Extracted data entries

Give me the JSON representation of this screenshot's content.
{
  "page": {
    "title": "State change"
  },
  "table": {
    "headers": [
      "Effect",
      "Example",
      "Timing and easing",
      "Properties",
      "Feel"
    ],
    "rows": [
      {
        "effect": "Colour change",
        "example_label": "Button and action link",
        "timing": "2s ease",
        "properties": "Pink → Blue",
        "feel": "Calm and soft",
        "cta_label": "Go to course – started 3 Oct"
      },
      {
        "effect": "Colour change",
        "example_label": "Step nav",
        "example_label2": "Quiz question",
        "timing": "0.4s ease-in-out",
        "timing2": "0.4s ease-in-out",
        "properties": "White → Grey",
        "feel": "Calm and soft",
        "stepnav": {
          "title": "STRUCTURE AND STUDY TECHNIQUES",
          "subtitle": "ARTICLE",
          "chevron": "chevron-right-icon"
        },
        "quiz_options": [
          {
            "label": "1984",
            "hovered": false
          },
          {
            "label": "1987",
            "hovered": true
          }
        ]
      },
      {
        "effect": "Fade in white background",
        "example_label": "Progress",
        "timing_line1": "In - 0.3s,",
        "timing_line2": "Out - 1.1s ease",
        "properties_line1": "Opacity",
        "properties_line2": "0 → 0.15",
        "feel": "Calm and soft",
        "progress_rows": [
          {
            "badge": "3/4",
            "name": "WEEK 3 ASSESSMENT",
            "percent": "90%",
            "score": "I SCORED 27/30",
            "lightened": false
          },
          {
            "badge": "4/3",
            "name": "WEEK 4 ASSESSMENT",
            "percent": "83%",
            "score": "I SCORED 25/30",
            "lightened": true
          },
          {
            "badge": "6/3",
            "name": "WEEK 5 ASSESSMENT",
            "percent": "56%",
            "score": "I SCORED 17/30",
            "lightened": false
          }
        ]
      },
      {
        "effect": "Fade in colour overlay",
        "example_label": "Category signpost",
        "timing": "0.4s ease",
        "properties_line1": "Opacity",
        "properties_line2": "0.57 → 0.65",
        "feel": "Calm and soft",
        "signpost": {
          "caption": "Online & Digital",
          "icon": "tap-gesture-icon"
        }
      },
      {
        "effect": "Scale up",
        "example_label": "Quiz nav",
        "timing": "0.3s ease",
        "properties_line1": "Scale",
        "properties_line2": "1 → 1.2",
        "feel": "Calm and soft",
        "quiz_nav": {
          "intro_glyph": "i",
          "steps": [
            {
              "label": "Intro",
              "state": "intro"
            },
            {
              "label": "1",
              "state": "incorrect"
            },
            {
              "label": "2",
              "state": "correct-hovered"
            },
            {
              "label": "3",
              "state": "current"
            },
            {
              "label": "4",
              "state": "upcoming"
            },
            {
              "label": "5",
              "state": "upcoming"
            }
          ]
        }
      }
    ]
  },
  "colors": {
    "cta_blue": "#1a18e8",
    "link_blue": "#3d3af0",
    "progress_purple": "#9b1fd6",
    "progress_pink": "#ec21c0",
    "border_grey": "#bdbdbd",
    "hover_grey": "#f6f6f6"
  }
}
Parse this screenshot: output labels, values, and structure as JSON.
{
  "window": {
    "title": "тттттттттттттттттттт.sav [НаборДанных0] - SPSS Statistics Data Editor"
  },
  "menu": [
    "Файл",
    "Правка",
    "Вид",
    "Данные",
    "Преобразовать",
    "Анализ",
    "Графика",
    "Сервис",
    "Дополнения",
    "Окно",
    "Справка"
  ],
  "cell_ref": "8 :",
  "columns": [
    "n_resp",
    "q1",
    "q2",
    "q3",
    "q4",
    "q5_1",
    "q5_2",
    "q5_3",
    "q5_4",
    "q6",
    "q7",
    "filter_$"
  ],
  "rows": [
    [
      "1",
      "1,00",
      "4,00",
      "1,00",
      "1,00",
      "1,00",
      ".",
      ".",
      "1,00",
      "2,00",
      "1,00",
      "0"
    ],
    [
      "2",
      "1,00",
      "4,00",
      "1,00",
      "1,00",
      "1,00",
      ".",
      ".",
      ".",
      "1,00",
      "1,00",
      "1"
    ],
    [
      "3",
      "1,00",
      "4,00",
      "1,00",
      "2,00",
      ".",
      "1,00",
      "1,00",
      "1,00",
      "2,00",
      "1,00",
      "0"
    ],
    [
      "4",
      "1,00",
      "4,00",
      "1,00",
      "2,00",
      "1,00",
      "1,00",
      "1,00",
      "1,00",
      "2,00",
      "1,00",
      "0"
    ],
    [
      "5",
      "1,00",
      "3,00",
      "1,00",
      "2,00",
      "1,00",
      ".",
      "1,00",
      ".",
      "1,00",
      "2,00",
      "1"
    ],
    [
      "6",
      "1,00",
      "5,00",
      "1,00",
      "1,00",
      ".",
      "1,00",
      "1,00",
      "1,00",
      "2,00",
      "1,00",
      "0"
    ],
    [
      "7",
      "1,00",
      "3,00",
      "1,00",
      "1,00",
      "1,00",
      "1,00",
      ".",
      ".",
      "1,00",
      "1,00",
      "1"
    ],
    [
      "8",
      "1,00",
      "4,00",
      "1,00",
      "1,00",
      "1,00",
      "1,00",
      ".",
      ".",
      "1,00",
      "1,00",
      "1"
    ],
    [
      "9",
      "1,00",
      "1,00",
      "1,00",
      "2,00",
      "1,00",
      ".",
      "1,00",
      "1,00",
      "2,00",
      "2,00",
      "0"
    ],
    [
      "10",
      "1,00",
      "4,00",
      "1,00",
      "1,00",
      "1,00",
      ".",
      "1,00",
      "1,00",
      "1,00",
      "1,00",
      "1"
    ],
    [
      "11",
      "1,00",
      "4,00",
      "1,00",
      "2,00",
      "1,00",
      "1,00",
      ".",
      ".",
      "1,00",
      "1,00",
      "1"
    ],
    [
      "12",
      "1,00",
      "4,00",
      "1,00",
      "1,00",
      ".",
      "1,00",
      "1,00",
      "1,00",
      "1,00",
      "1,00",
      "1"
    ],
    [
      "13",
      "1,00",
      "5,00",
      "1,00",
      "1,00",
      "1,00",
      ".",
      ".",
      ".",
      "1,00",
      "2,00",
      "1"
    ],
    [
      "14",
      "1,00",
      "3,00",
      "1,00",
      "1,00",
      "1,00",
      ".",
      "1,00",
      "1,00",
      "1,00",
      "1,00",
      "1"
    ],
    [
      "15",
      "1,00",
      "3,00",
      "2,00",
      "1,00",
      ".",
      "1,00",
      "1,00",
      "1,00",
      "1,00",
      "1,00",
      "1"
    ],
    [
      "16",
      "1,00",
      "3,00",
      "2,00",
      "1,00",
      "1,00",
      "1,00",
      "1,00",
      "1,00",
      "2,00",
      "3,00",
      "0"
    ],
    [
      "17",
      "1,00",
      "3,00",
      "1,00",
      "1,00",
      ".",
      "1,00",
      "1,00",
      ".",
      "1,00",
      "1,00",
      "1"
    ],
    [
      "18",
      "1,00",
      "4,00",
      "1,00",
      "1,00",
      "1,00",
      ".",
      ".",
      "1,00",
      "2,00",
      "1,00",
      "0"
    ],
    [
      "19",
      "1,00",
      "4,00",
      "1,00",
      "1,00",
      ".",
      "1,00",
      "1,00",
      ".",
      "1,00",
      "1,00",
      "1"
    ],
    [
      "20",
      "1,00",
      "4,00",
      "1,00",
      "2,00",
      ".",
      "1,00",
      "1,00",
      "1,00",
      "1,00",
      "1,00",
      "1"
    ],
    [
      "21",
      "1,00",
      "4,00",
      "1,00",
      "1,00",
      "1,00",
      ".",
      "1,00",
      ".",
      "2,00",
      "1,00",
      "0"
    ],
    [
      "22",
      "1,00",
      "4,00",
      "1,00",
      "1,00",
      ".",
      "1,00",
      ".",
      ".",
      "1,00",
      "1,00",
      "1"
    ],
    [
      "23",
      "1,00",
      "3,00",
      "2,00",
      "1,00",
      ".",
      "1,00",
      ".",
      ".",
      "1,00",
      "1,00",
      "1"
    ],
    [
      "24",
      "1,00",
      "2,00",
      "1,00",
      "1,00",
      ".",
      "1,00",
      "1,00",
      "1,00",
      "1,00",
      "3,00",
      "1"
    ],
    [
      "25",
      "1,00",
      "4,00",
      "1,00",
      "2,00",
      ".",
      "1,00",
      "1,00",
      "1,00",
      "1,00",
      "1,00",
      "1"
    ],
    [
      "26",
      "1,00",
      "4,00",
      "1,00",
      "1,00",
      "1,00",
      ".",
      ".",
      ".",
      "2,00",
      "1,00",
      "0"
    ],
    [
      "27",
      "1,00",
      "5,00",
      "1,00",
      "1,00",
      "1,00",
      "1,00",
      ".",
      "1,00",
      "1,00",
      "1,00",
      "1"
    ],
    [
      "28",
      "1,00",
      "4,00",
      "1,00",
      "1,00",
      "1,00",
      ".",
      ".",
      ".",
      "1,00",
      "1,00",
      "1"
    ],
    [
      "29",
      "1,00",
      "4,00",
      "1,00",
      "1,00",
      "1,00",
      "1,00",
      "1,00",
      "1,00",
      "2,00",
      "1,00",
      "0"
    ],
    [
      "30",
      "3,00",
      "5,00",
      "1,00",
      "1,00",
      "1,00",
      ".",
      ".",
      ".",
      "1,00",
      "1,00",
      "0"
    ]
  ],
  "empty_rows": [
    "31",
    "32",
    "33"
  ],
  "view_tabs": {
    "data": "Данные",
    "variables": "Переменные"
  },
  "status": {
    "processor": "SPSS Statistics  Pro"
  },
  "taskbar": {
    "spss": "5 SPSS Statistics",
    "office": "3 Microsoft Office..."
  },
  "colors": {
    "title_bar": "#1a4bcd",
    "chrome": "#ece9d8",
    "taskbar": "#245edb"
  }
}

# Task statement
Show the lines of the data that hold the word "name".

# Task solution
            "name": "WEEK 3 ASSESSMENT",
            "name": "WEEK 4 ASSESSMENT",
            "name": "WEEK 5 ASSESSMENT",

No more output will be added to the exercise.